When I was a graduate student at Columbia University’s Russian Institute, there was a great debate: Was the communist Soviet Union an organic Russian development or was it largely a cancer imposed on it?
Those who held the organic view argued that the change from czar to commissar was only one of degree. Both were tyrannies, the latter more tyrannical than the former.
I agreed with the second view, that communism was something radically new, not a logical, let alone inevitable, Russian path. The czars were autocrats, not genocidal totalitarians.
I have to admit that in recent years, I have wondered whether the first view was right after all.
First, Vladimir Putin suppresses — sometimes violently — virtually all dissent in Russia; and most Russians are apparently entirely comfortable with it. Not just comfortable — supportive.
Second, there is widespread nostalgia among Russian citizens for Stalin. One has to wonder if there is any other example of a large body of people pining for a leader who murdered tens of millions of their own people.¬†
Third, there is increasingly little difference between the Russian media and the Soviet media. Both were/are saturated with lies. Anne Applebaum, foreign affairs columnist for the Washington Post, reports that: “Russia’s state-controlled mass media … still constantly denigrate Ukraine and its ‘Nazi’ government. Just in the past week, Russian reporting on Ukraine reached a new pitch of hysteria, with fake stories about the supposed crucifixion of a child and an extraordinary documentary comparing the Ukrainian army’s defense of its own country with the Rwandan genocide.”
Fourth, to the widespread acclaim of the Russian people, Putin annexed part of Ukraine, and is using Russian Ukrainians to violently annex more. All evidence points to these people — supplied with Russian arms including the Russian SA-11 antiaircraft missile — as the murderers who shot down a civilian airliner with 298 people on board.
Again, the Washington Post’s Anne Applebaum: “This plane crash is a result of the Russian invasion of eastern Ukraine, an operation deliberately designed to create legal, political and military chaos. Without this chaos, a surface-to-air missile would not have been fired at a passenger plane.
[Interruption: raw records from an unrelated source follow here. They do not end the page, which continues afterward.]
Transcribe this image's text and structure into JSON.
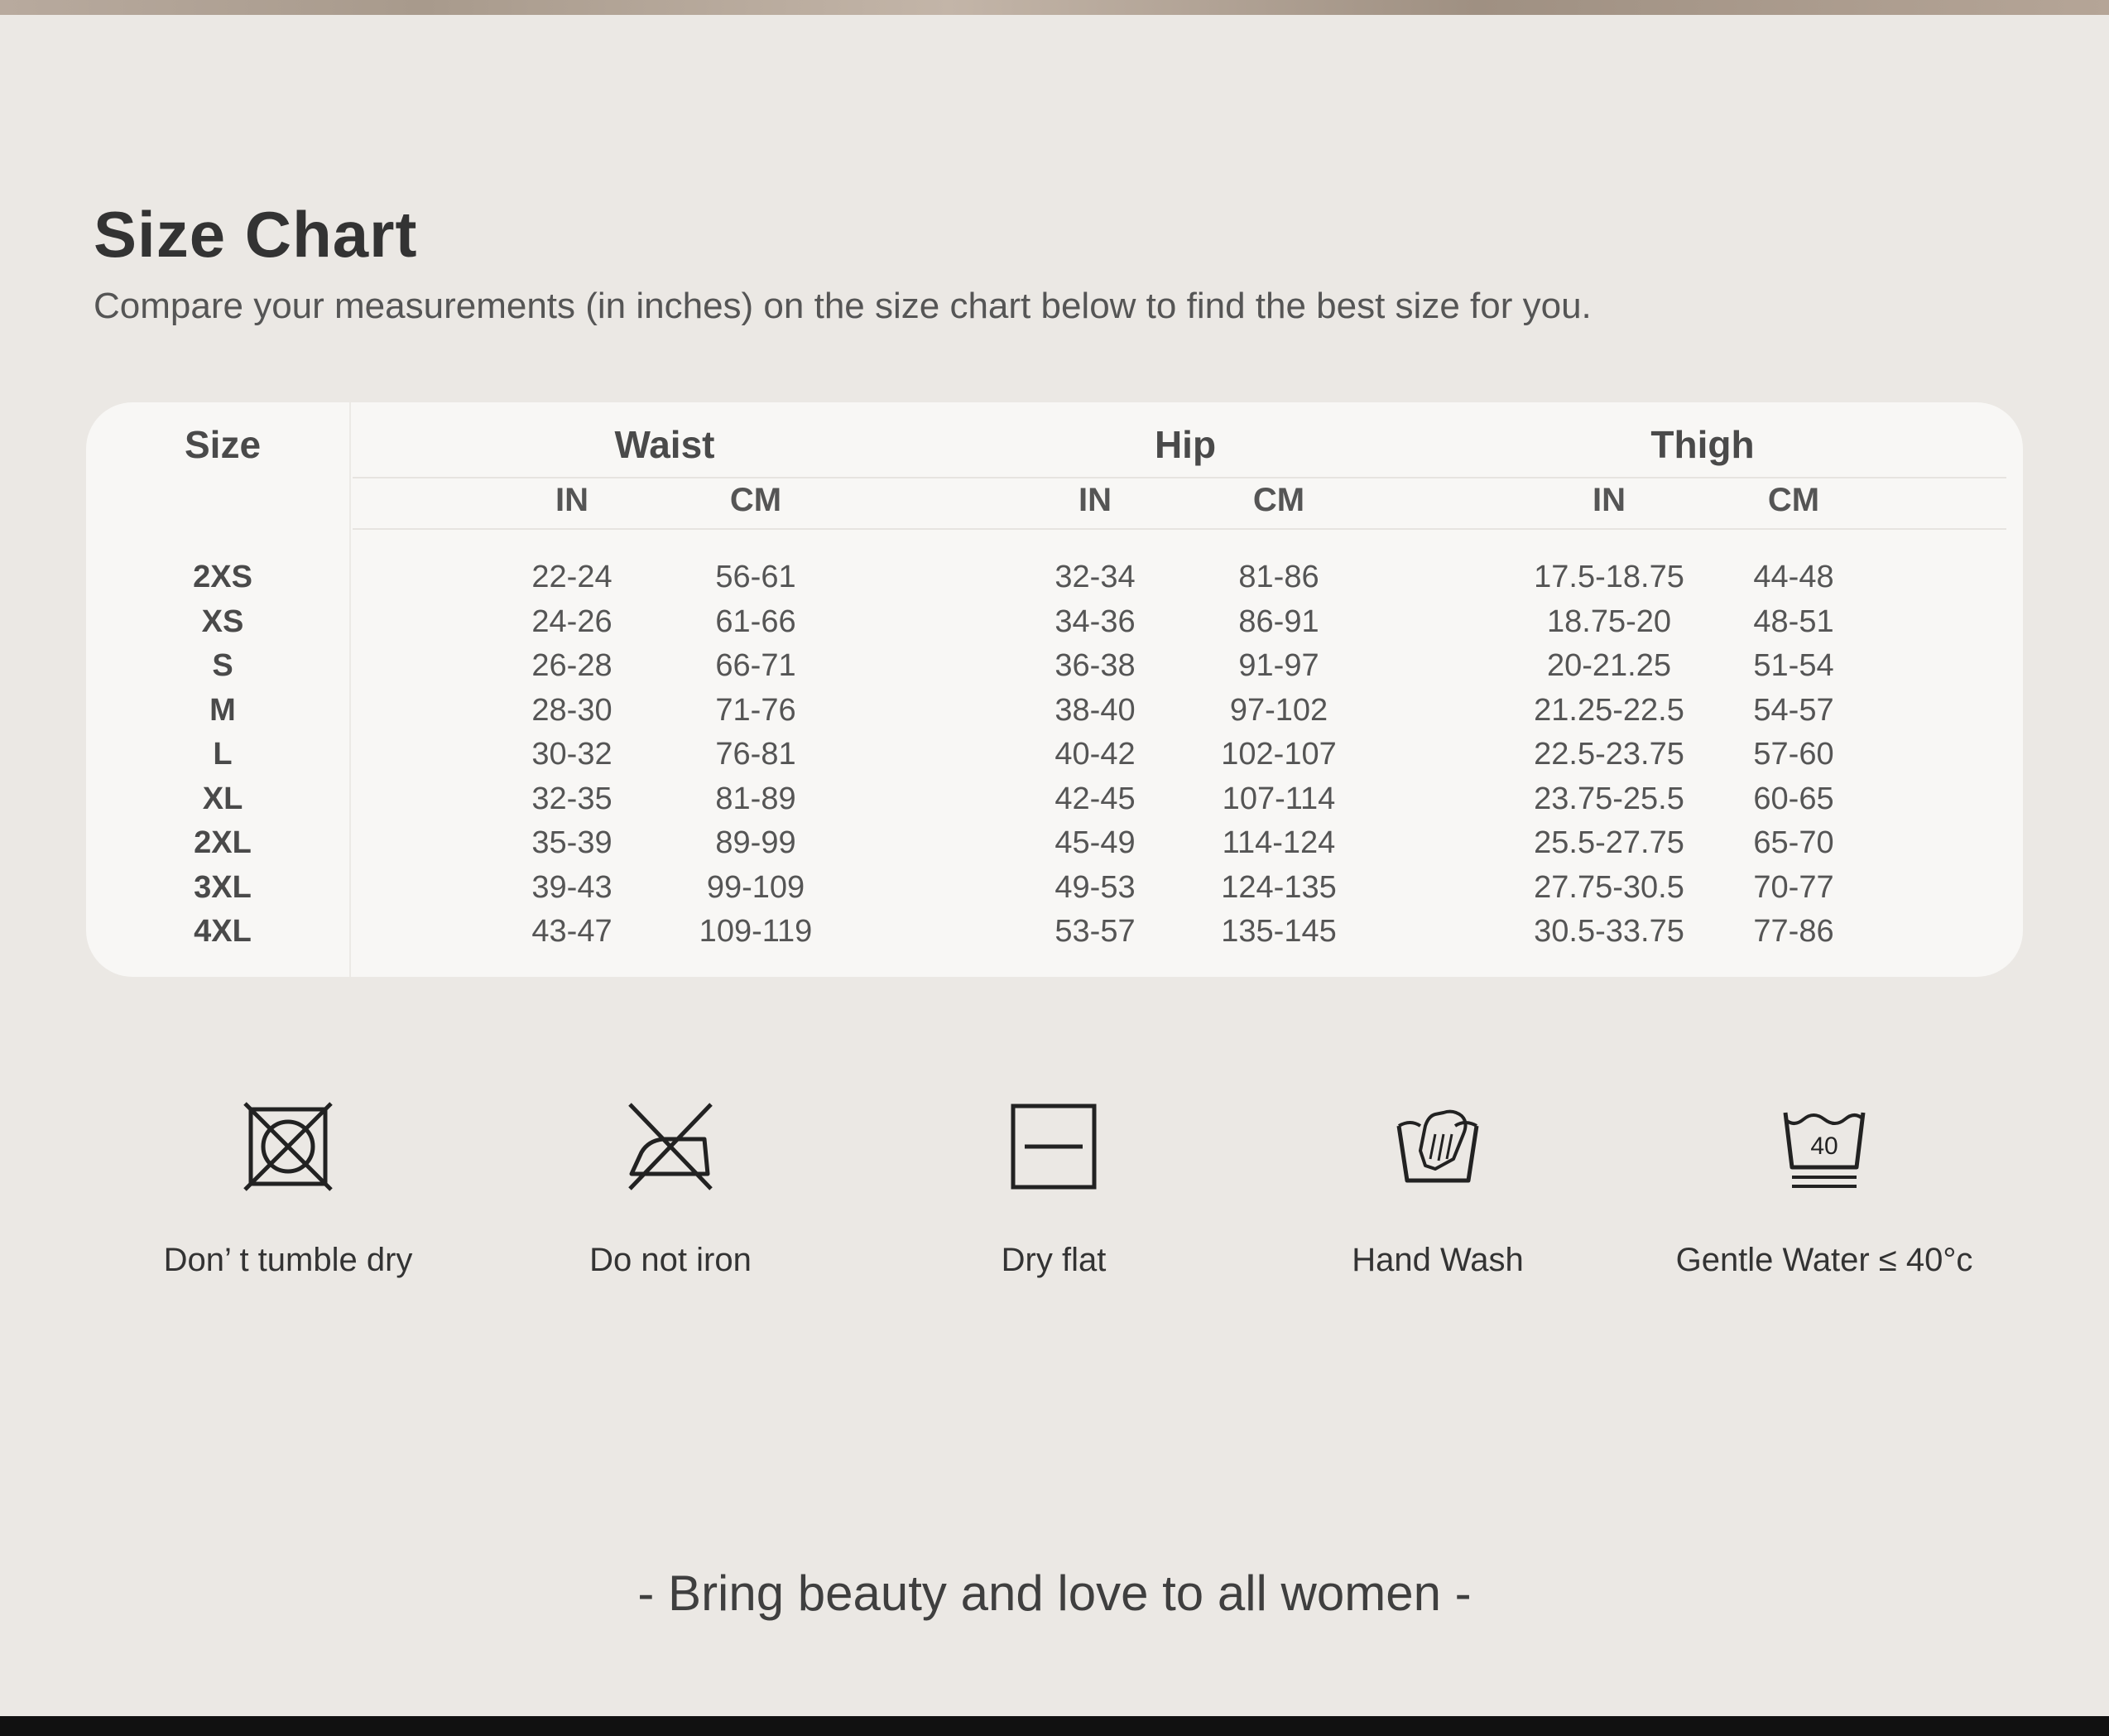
{
  "header": {
    "title": "Size Chart",
    "subtitle": "Compare your measurements (in inches) on the size chart below to find the best size for you."
  },
  "table": {
    "size_header": "Size",
    "groups": [
      {
        "label": "Waist",
        "units": [
          "IN",
          "CM"
        ]
      },
      {
        "label": "Hip",
        "units": [
          "IN",
          "CM"
        ]
      },
      {
        "label": "Thigh",
        "units": [
          "IN",
          "CM"
        ]
      }
    ],
    "rows": [
      {
        "size": "2XS",
        "values": [
          "22-24",
          "56-61",
          "32-34",
          "81-86",
          "17.5-18.75",
          "44-48"
        ]
      },
      {
        "size": "XS",
        "values": [
          "24-26",
          "61-66",
          "34-36",
          "86-91",
          "18.75-20",
          "48-51"
        ]
      },
      {
        "size": "S",
        "values": [
          "26-28",
          "66-71",
          "36-38",
          "91-97",
          "20-21.25",
          "51-54"
        ]
      },
      {
        "size": "M",
        "values": [
          "28-30",
          "71-76",
          "38-40",
          "97-102",
          "21.25-22.5",
          "54-57"
        ]
      },
      {
        "size": "L",
        "values": [
          "30-32",
          "76-81",
          "40-42",
          "102-107",
          "22.5-23.75",
          "57-60"
        ]
      },
      {
        "size": "XL",
        "values": [
          "32-35",
          "81-89",
          "42-45",
          "107-114",
          "23.75-25.5",
          "60-65"
        ]
      },
      {
        "size": "2XL",
        "values": [
          "35-39",
          "89-99",
          "45-49",
          "114-124",
          "25.5-27.75",
          "65-70"
        ]
      },
      {
        "size": "3XL",
        "values": [
          "39-43",
          "99-109",
          "49-53",
          "124-135",
          "27.75-30.5",
          "70-77"
        ]
      },
      {
        "size": "4XL",
        "values": [
          "43-47",
          "109-119",
          "53-57",
          "135-145",
          "30.5-33.75",
          "77-86"
        ]
      }
    ]
  },
  "care": [
    {
      "icon": "no-tumble-dry-icon",
      "label": "Don’ t tumble dry"
    },
    {
      "icon": "do-not-iron-icon",
      "label": "Do not iron"
    },
    {
      "icon": "dry-flat-icon",
      "label": "Dry flat"
    },
    {
      "icon": "hand-wash-icon",
      "label": "Hand Wash"
    },
    {
      "icon": "wash-40-icon",
      "label": "Gentle Water ≤ 40°c",
      "temp": "40"
    }
  ],
  "tagline": "- Bring beauty and love to all women -"
}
“Into this ambiguous and unstable situation, the Russians cynically funneled a stream of heavy weapons: machine guns and artillery and, eventually, tanks, armed personnel carriers and anti-aircraft missiles. In recent days, the separatist forces were openly using man-portable air-defense systems (MANPADS) and boasting of having taken down large Ukrainian transport planes, clearly with Russian specialist assistance. …
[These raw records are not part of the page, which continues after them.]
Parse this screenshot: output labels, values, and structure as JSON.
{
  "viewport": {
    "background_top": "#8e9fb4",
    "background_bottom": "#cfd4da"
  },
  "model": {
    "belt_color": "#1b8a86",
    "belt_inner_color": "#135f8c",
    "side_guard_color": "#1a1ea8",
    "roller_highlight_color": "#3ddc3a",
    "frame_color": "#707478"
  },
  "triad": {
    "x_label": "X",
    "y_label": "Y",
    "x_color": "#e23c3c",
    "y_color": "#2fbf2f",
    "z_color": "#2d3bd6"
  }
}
“This is the context within which a surface-to-air missile was aimed at a passenger plane: a lawless environment … a nihilistic disregard for human life; scorn for international norms, rules or standards.”
And most relevant to our assessment of the Russian conscience, Applebaum concludes: “So far there is no sign of shock or shame in Russia.”
Of course, today, as in Czarist Russia and in the communist Soviet Union, there are Russians of extraordinary moral courage. I worked with and for Soviet dissidents during the Cold War, and if there was a finer person on earth than Andrei Sakharov, the Soviet scientist who gave up fame and fortune to fight the immorality of the Soviet regime, I don’t know who that person was.
But, for reasons outlined above, I now incline toward the dark view of the Russian conscience.
The bigger question is whether Europe has enough of a conscience to act.
If Europe doesn’t muster the courage to confront Putin’s Russia after hundreds of Europeans are blown out of the sky — including 192 from the Netherlands alone — there is truly little left of Europe’s moral spine. Economic considerations will have trumped not only morality, but even empathy for one’s own.
And is America far behind? Having been influenced for at least two generations by European values much more than by traditional American and Judeo-Christian values, America, too, is being tested. If all we will hear from this president are calls for “impartial investigations” and promises to “bring those responsible to justice,” we can conclude that the American conscience — at least as embodied by this president and his supporters — is, to say the least, not what it was.
On the other hand, there is a nation whose actions — protecting itself against genocidal fanatics — are stirring the much of the world’s conscience: Israel. Reassuring, no?
Dennis Prager’s latest book, “Still the Best Hope: Why the World Needs American Values to Triumph,” was published April 24, 2013 by HarperCollins.